As a practice, yoga makes you more mindful, and more aware of how all our actions impact every part of our lives.
When we stay up late, it affects our health. In addition, when we wake too early in the morning, it affects our health.
Furthermore, when we read our electronic devises close to bedtime it affects the quality of our sleep.
A yoga practice helps us switch off the sympathetic nervous system. It controls so-called “fight or flight”. In the process, it deals with the over-stimulated sympathetic nervous system that Walker describes.
Furthermore, yoga switches on the parasympathetic nervous system. It’s the so-called “rest and digest” part of your nervous system.
Therefore, a practice of both asana and pranayama for sleep (or so-called breath meditation for sleep), can help us wind down and get calmer, via getting better sleep.
There are also many simple supported poses that can be done each night to help chill you out. Some are shown on this page, as well as in our other blog posts and Facebook Posts. These can even be done during the night, if we wake up with our mind racing, or feeling anxious.
Ideally, do both yoga and pranayama. Although the latter may sound daunting, many types of it are just another simple guided meditation for sleep.
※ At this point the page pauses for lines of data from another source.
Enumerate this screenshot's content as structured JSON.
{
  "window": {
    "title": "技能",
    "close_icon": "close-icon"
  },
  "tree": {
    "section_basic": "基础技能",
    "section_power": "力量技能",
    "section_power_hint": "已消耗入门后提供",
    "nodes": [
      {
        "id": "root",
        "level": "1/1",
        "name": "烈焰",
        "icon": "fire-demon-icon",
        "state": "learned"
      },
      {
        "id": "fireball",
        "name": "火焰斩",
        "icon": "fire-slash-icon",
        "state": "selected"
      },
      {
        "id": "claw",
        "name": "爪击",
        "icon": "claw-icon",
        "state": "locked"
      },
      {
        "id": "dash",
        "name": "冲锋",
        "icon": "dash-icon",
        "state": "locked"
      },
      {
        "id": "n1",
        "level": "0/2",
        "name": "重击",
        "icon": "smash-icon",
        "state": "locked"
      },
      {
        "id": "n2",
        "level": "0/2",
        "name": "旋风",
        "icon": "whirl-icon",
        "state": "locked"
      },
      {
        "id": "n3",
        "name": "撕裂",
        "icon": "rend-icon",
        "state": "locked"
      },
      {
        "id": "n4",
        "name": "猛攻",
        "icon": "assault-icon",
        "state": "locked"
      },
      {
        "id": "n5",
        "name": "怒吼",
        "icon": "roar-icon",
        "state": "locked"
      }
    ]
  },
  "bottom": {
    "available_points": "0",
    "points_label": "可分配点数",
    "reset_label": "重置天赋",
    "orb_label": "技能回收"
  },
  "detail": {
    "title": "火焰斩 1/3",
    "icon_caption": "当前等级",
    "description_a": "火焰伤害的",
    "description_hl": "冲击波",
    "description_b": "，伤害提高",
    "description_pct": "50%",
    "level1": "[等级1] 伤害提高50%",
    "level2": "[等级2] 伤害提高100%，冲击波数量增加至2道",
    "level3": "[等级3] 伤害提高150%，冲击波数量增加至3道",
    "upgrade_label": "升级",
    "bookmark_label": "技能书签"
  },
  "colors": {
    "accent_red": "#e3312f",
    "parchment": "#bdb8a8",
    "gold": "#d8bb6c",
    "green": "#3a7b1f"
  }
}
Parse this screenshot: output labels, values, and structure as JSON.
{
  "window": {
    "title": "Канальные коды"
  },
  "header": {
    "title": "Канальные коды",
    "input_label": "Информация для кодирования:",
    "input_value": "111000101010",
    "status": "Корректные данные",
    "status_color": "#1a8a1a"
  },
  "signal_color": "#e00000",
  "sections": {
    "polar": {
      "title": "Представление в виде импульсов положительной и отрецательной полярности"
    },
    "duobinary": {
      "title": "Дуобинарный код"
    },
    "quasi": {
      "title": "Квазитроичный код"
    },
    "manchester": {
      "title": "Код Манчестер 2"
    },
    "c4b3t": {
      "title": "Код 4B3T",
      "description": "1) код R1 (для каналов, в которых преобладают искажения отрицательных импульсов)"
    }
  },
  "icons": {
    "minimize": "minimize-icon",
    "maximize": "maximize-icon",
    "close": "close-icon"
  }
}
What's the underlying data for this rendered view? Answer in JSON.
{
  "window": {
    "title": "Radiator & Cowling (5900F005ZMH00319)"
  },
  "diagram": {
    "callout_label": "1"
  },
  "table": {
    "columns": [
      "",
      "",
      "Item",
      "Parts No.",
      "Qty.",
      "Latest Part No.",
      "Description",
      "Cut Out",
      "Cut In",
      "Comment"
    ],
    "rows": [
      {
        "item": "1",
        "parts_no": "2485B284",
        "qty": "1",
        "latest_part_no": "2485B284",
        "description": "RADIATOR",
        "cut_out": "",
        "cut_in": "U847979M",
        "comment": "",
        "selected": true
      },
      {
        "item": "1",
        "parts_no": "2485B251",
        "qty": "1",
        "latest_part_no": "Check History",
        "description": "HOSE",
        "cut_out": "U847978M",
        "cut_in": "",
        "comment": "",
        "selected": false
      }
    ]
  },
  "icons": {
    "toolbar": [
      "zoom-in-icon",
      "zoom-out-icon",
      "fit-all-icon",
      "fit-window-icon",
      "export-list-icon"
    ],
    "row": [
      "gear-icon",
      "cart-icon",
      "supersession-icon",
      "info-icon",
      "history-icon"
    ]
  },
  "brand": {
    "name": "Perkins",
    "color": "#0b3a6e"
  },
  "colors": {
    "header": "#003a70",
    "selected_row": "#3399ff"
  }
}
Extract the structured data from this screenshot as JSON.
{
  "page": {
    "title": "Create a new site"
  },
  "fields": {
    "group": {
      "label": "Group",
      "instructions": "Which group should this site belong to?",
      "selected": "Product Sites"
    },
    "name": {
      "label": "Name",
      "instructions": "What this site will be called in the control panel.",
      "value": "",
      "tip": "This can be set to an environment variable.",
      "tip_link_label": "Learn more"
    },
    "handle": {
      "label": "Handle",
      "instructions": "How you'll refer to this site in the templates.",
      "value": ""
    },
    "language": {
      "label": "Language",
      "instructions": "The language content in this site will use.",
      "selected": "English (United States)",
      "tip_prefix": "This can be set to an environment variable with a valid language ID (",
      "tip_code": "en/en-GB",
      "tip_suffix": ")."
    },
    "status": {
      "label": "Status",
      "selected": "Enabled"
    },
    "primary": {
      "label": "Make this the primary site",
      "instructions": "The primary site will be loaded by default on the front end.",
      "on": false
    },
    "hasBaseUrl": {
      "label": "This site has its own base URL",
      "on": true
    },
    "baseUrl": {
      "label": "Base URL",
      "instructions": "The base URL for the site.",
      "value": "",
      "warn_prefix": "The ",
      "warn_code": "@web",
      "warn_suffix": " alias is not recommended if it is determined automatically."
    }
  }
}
You don`t need to spend a long time at these poses. Choose to do 3 or 4 poses, and stay 5 to 8 minutes in each.
In other posts on sleep, we have outlined how to do these simple restorative poses. In particular, check out the Legs Up The Wall pose, or variations of Bridge Pose (with blocks or bolsters).
Try these classes for a special impact on your sleep.